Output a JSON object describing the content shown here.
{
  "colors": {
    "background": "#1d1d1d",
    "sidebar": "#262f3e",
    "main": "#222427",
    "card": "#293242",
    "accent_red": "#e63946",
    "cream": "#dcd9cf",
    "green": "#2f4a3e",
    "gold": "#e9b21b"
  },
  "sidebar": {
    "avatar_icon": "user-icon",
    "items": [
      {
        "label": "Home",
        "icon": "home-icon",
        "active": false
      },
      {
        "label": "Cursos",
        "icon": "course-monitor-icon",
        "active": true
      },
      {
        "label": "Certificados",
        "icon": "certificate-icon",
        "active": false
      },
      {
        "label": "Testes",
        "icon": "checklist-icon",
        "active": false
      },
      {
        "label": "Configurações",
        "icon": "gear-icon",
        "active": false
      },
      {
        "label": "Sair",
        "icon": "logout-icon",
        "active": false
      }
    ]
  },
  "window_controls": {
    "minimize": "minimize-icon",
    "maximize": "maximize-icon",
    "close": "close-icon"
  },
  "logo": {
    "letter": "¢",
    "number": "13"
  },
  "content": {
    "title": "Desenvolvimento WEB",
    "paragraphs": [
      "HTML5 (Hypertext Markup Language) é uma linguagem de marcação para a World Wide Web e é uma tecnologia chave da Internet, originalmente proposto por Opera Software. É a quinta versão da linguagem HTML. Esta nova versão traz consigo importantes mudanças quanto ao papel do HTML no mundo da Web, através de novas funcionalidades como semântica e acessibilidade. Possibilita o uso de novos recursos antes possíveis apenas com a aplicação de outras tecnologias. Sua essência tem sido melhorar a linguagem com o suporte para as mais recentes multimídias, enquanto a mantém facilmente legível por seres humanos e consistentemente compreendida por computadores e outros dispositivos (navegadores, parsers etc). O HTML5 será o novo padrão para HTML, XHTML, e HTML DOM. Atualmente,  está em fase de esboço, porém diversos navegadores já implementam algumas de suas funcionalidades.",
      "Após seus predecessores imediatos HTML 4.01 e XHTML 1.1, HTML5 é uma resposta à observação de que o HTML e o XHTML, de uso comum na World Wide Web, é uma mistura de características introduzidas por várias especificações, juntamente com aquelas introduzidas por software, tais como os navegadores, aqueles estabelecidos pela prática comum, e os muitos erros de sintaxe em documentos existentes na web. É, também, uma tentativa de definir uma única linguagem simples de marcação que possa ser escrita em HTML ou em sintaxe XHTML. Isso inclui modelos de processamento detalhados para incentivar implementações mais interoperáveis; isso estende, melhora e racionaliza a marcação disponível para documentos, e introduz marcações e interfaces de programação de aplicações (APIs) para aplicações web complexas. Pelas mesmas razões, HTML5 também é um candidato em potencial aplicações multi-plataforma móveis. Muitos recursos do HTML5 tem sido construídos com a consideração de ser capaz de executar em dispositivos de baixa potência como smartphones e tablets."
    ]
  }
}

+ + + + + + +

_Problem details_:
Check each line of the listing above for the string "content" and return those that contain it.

_Result for this task_:
Output a JSON object describing the content shown here.
  "content": {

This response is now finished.